Skippin’ is a bit harder to master but worth your efforts once you learn how. Skippin’ allows you to get back under your target several feet into the shadiest, less targeted areas. These areas include the main dock and that area between the boat lift (with boat on) and the water way back underneath. The cast is comparable to skipping rocks. Start with your lure of choice about halfway down the rod, keep your forearm stiff, your wrist lose and your rod tip lower to the water. With a quick snap of your wrist release the line from your finger towards your intended target. Some great ‘skippin’ lures are jig-n-pig combo as mentioned above, tubes and perhaps my favorite, the 5” Senko salted plastic rigged Texas style with a 2/0 hook (white being my first color of choice). You can really get those back under structure a long, long way. Skippin’ works equally well around downed trees that are in the water or low overhanging trees coming off the shore.
Hopefully with a few of the above mentioned techniques and a little practice you will gain enough confidence to try this proven method of fishing on your favorite bass waters this season. I know every time I’m out on the water targeting bass I always find an hour or two to do this very thing. When the timing is right, this can be a phenomenal way to catch bass. One of my favorite memories of pitching docks came during a local bass league a few years back. My partner and I caught a 6 fish limit of bass between 19”- 20 1/2” during a 3 hour event. Some absolute hawgs.

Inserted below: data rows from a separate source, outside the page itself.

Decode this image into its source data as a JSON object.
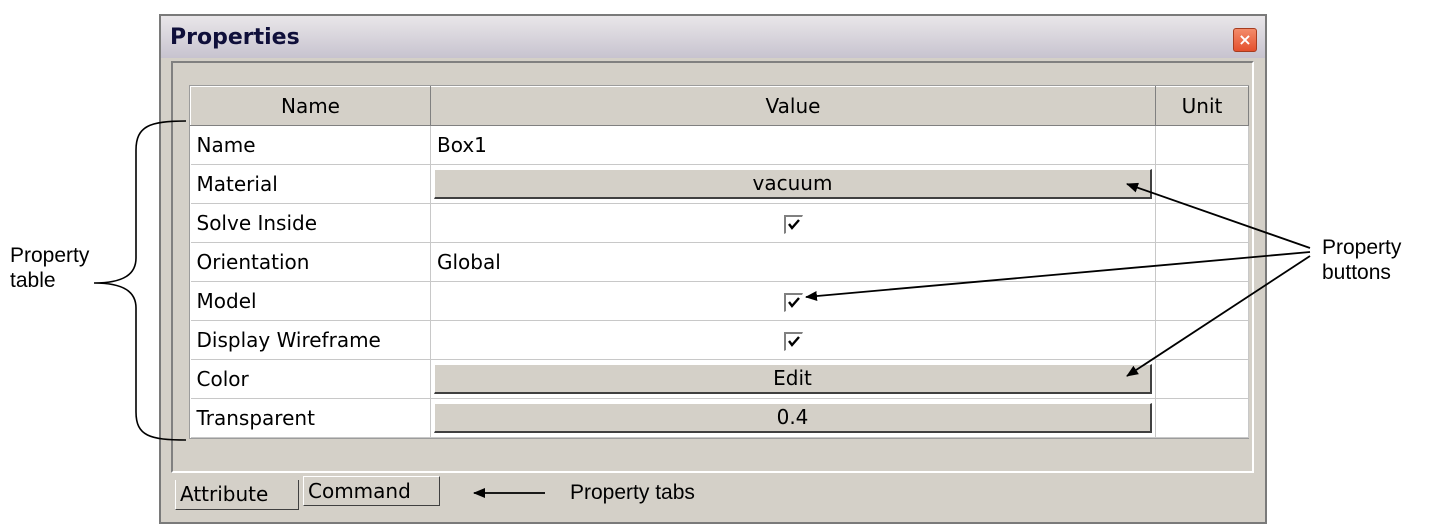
{
  "window": {
    "title": "Properties",
    "close_label": "×"
  },
  "table": {
    "headers": {
      "name": "Name",
      "value": "Value",
      "unit": "Unit"
    },
    "rows": [
      {
        "name": "Name",
        "value": "Box1",
        "kind": "text"
      },
      {
        "name": "Material",
        "value": "vacuum",
        "kind": "button"
      },
      {
        "name": "Solve Inside",
        "value": "",
        "kind": "checkbox",
        "checked": true
      },
      {
        "name": "Orientation",
        "value": "Global",
        "kind": "text"
      },
      {
        "name": "Model",
        "value": "",
        "kind": "checkbox",
        "checked": true
      },
      {
        "name": "Display Wireframe",
        "value": "",
        "kind": "checkbox",
        "checked": true
      },
      {
        "name": "Color",
        "value": "Edit",
        "kind": "button"
      },
      {
        "name": "Transparent",
        "value": "0.4",
        "kind": "button"
      }
    ]
  },
  "tabs": {
    "attribute": "Attribute",
    "command": "Command"
  },
  "annotations": {
    "property_table": [
      "Property",
      "table"
    ],
    "property_buttons": [
      "Property",
      "buttons"
    ],
    "property_tabs": "Property tabs"
  }
}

ABOUT THE AUTHOR: Travis Sorokie is an avid smallmouth bass fisheman who calls the Mississippi River of Minnesota home. Travis also drag races on his time off. www.oldhabitsracing.com